When submitting your UCAS application, you have the opportunity to disclose a mental health difficulty. In the section marked ‘Disability/Special Needs’, you can select the option ‘mental health condition’.
You can then enter any particular needs related to your mental health difficulty. This information is passed on to the course providers you have applied to as part of your application, so they can begin to think about what support to provide for you.
So, should you disclose? What will happen if you do? And what are the benefits?
If you disclose, your course provider is legally required to make reasonable adjustments which take account of your needs.
On starting your course, you will have the opportunity to talk to your course provider’s student support services. You may be eligible for Disabled Students’ Allowance (DSA) – this can provide a wide range of support, from specialist equipment to a mentor, depending on what is agreed to suit your needs. If you do not receive DSA, your course provider may provide alternative support.
Here, a student talks about the support she received after she disclosed:
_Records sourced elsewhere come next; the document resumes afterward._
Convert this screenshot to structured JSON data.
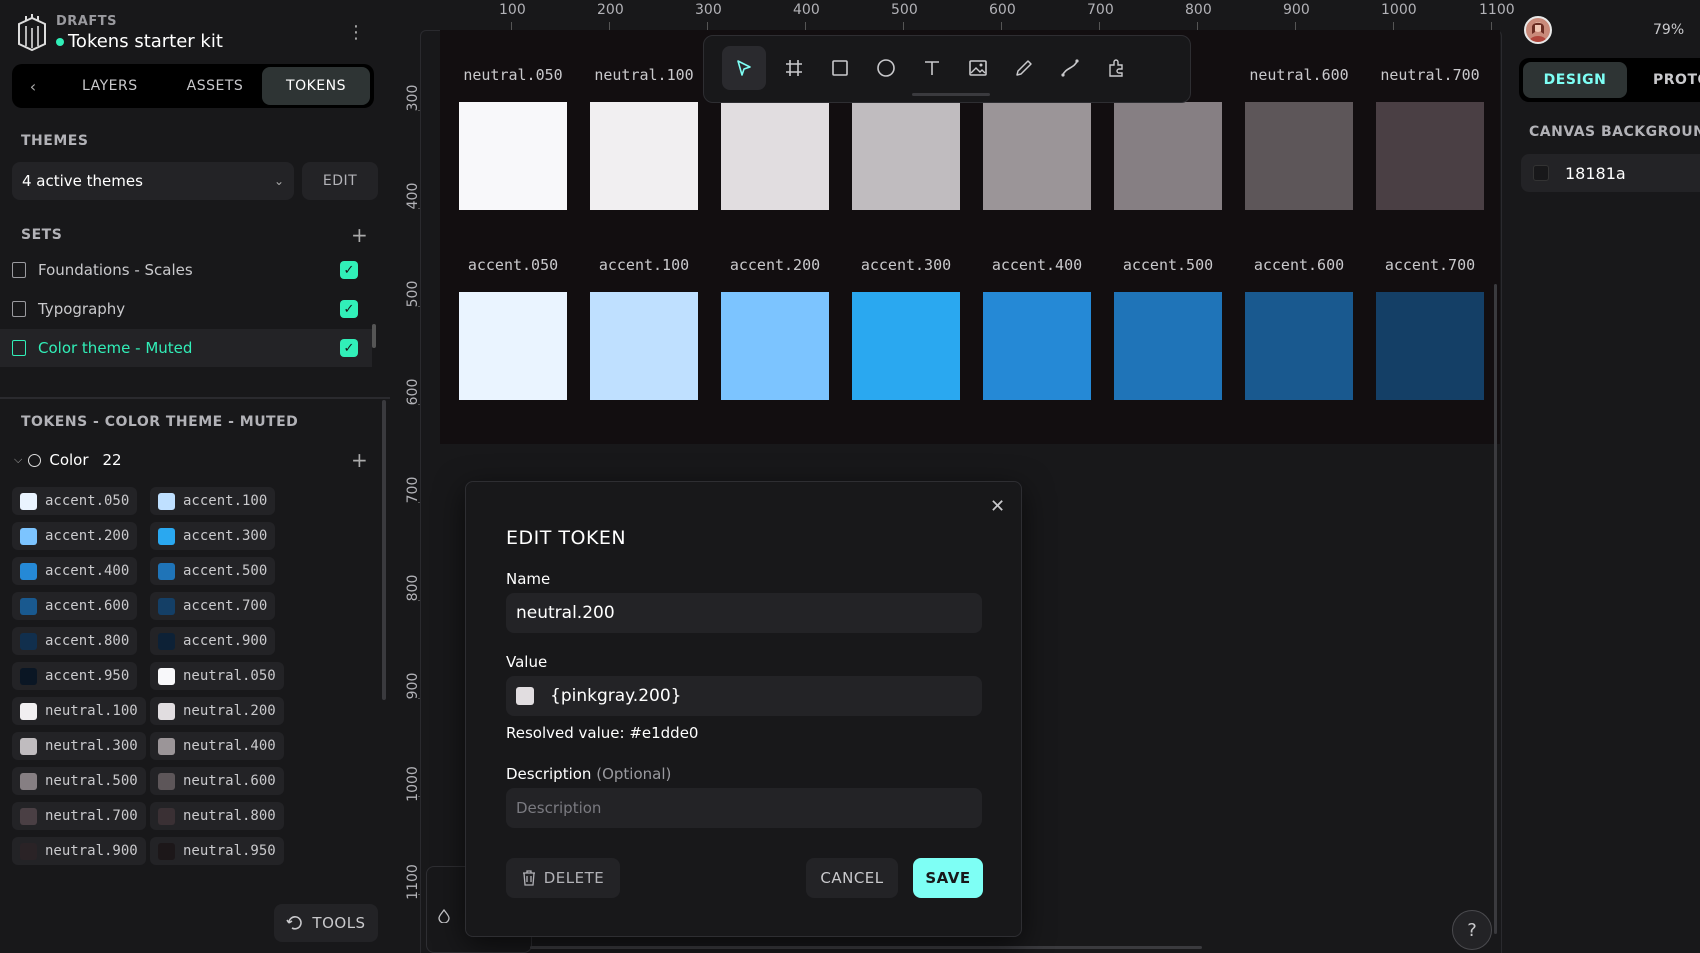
{
  "header": {
    "drafts_label": "DRAFTS",
    "project_name": "Tokens starter kit"
  },
  "sidebar": {
    "tabs": [
      {
        "label": "LAYERS"
      },
      {
        "label": "ASSETS"
      },
      {
        "label": "TOKENS"
      }
    ],
    "themes_label": "THEMES",
    "themes_value": "4 active themes",
    "edit_label": "EDIT",
    "sets_label": "SETS",
    "sets": [
      {
        "label": "Foundations - Scales"
      },
      {
        "label": "Typography"
      },
      {
        "label": "Color theme - Muted"
      }
    ],
    "tokens_label": "TOKENS - COLOR THEME - MUTED",
    "color_group": {
      "label": "Color",
      "count": "22"
    },
    "tokens": [
      {
        "label": "accent.050",
        "color": "#eaf4ff"
      },
      {
        "label": "accent.100",
        "color": "#bfe0ff"
      },
      {
        "label": "accent.200",
        "color": "#7cc4ff"
      },
      {
        "label": "accent.300",
        "color": "#2aa8f0"
      },
      {
        "label": "accent.400",
        "color": "#2589d6"
      },
      {
        "label": "accent.500",
        "color": "#1f74b8"
      },
      {
        "label": "accent.600",
        "color": "#19598f"
      },
      {
        "label": "accent.700",
        "color": "#143f66"
      },
      {
        "label": "accent.800",
        "color": "#112f4d"
      },
      {
        "label": "accent.900",
        "color": "#0d2136"
      },
      {
        "label": "accent.950",
        "color": "#0a1624"
      },
      {
        "label": "neutral.050",
        "color": "#f8f8fa"
      },
      {
        "label": "neutral.100",
        "color": "#f1eff1"
      },
      {
        "label": "neutral.200",
        "color": "#e1dde0"
      },
      {
        "label": "neutral.300",
        "color": "#c0bcbf"
      },
      {
        "label": "neutral.400",
        "color": "#9b9598"
      },
      {
        "label": "neutral.500",
        "color": "#867f83"
      },
      {
        "label": "neutral.600",
        "color": "#5d5659"
      },
      {
        "label": "neutral.700",
        "color": "#4a3f44"
      },
      {
        "label": "neutral.800",
        "color": "#3a3034"
      },
      {
        "label": "neutral.900",
        "color": "#2a2326"
      },
      {
        "label": "neutral.950",
        "color": "#1c1719"
      }
    ],
    "tools_label": "TOOLS"
  },
  "ruler": {
    "top": [
      "100",
      "200",
      "300",
      "400",
      "500",
      "600",
      "700",
      "800",
      "900",
      "1000",
      "1100"
    ],
    "left": [
      "300",
      "400",
      "500",
      "600",
      "700",
      "800",
      "900",
      "1000",
      "1100"
    ]
  },
  "canvas": {
    "neutral_row": [
      {
        "label": "neutral.050",
        "color": "#f8f8fa"
      },
      {
        "label": "neutral.100",
        "color": "#f1eff1"
      },
      {
        "label": "",
        "color": "#e1dde0"
      },
      {
        "label": "",
        "color": "#c0bcbf"
      },
      {
        "label": "",
        "color": "#9b9598"
      },
      {
        "label": ".500",
        "color": "#867f83"
      },
      {
        "label": "neutral.600",
        "color": "#5d5659"
      },
      {
        "label": "neutral.700",
        "color": "#4a3f44"
      }
    ],
    "accent_row": [
      {
        "label": "accent.050",
        "color": "#eaf4ff"
      },
      {
        "label": "accent.100",
        "color": "#bfe0ff"
      },
      {
        "label": "accent.200",
        "color": "#7cc4ff"
      },
      {
        "label": "accent.300",
        "color": "#2aa8f0"
      },
      {
        "label": "accent.400",
        "color": "#2589d6"
      },
      {
        "label": "accent.500",
        "color": "#1f74b8"
      },
      {
        "label": "accent.600",
        "color": "#19598f"
      },
      {
        "label": "accent.700",
        "color": "#143f66"
      }
    ]
  },
  "toolbar": {
    "tools": [
      "pointer-icon",
      "board-icon",
      "rectangle-icon",
      "ellipse-icon",
      "text-icon",
      "image-icon",
      "pencil-icon",
      "path-icon",
      "plugins-icon"
    ]
  },
  "modal": {
    "title": "EDIT TOKEN",
    "name_label": "Name",
    "name_value": "neutral.200",
    "value_label": "Value",
    "value_value": "{pinkgray.200}",
    "value_color": "#e1dde0",
    "resolved": "Resolved value: #e1dde0",
    "description_label": "Description",
    "description_optional": "(Optional)",
    "description_placeholder": "Description",
    "delete_label": "DELETE",
    "cancel_label": "CANCEL",
    "save_label": "SAVE"
  },
  "right_panel": {
    "zoom": "79%",
    "tabs": [
      {
        "label": "DESIGN"
      },
      {
        "label": "PROTO"
      }
    ],
    "canvas_bg_label": "CANVAS BACKGROUND",
    "canvas_bg_value": "18181a",
    "canvas_bg_color": "#18181a"
  },
  "colors": {
    "accent": "#31efb8",
    "save_button": "#7efff5"
  }
}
‘I went to see the Mental Health Adviser at my university, who gave me support and a feeling of reassurance that I wouldn't be facing my depressive episode alone. She advised me to apply for Disabled Students’ Allowance, something I wouldn't have thought to do otherwise. DSA funded me to have a mental health mentor who I see weekly. He knows me so well that he can spot any signs I'm struggling before even I can. Both have also advocated for me in my journey through the NHS mental health system. The holistic nature of the support given by mental health advisers and mentors has literally been a lifeline for me and I'm incredibly grateful.’
We hope this blog helps you come to a decision regarding disclosure. If you have further questions about disclosing on your application form, get in touch with UCAS.
This blog was written by student mental health charities UMHAN and Student Minds.